In “Conduct an Informal 360º,” a video blog in the HBR Blog Network, Edinger initiates that “most effective leaders identify their strengths and then decide which ones to develop further.” To do this, Edinger states, a leader must first have a clear view of him/herself. Edinger’s video blog message was condensed in an online “Management Tip of the Day” in July from Harvard Business Review. The Tip suggests to leaders:

If your company doesn’t offer a formal 360-review process, you can conduct your own informal one by asking your colleagues the following questions:

  • What are my strengths? Have them start by thinking in broad buckets such as character, getting results, or leading change. Then have them identify specific traits.
  • What are my fatal flaws? Ask them to identify which traits could cause you to fail in your current position.
  • Which of my strengths is most important for the company?Inquire as to which of your abilities— if it was truly outstanding— would have the biggest impact on your company.
  • What works best for you? Ask each person which strengths they value most.

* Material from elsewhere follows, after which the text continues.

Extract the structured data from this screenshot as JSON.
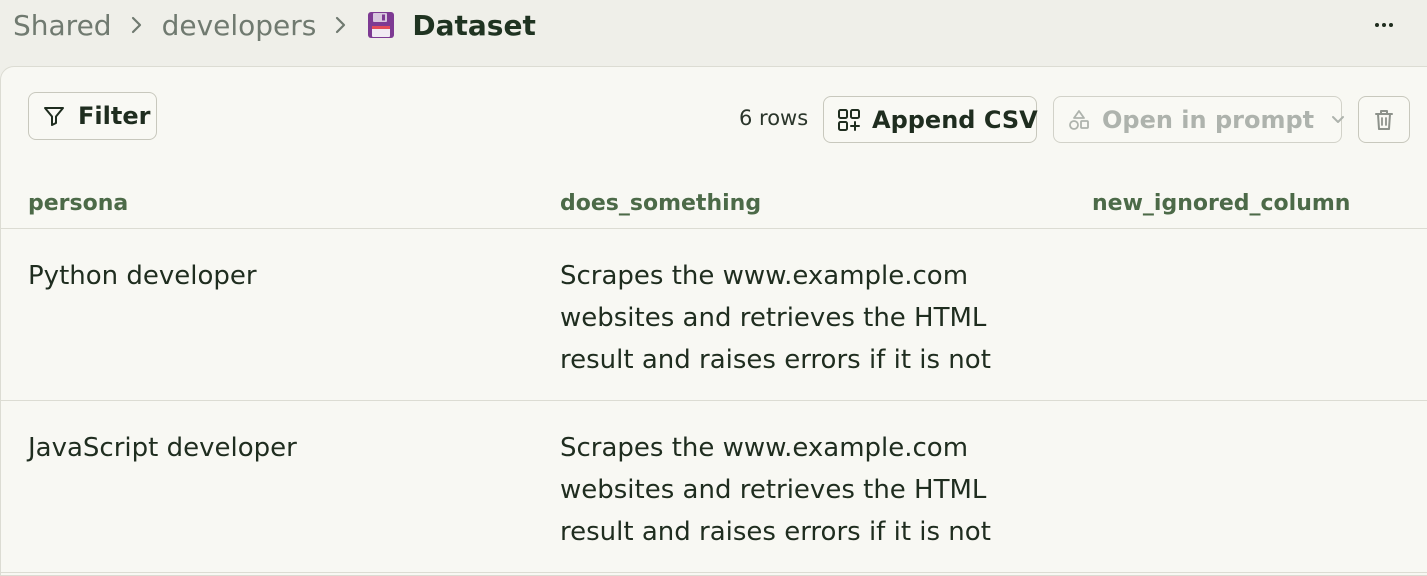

Edinger ends the video by stating, “An informal evaluation like this will not only help [leaders] identify [their] strengths and weaknesses, it will also show [their] colleagues that the [leader] is working on [his/her] leadership skills” (Video Blog). Comparing feedback from Edinger’s four questions with the leader’s completed self-assessment and identification of his/her “whats” may assist the leader identify priorities of skill development and personal trait change that help build better communication and lead to more effective outcomes.




Edinger, S. April 3, 2012. Conduct an Informal 360 º. HBR Blog Network. Retrieved 08.08.2012 here.

Find “Management Tip of the Day” at Harvard Business Review. See http://hbr.org/tip/.

Contact us to request more information about determining and addressing leader, teacher, student, and parent “whats” and implementing self-assessments for teachers and leaders.

Our mission at Studer Education is to provide students with a great place to learn, teachers with a great place to teach, and parents with confidence that their children are getting a great education. To do this we teach teachers and leaders how to get the best student learning results and create results-oriented school cultures. Visit us online at http://studereducation.com to learn more about Studer Education Teacher Development Institutes (TDIs), Leader Development Institutes (LDIs), and Evidence-Based Leadership. Studer Education is a division of Studer Group, the recipient of a 2010 Malcolm Baldrige National Quality Award.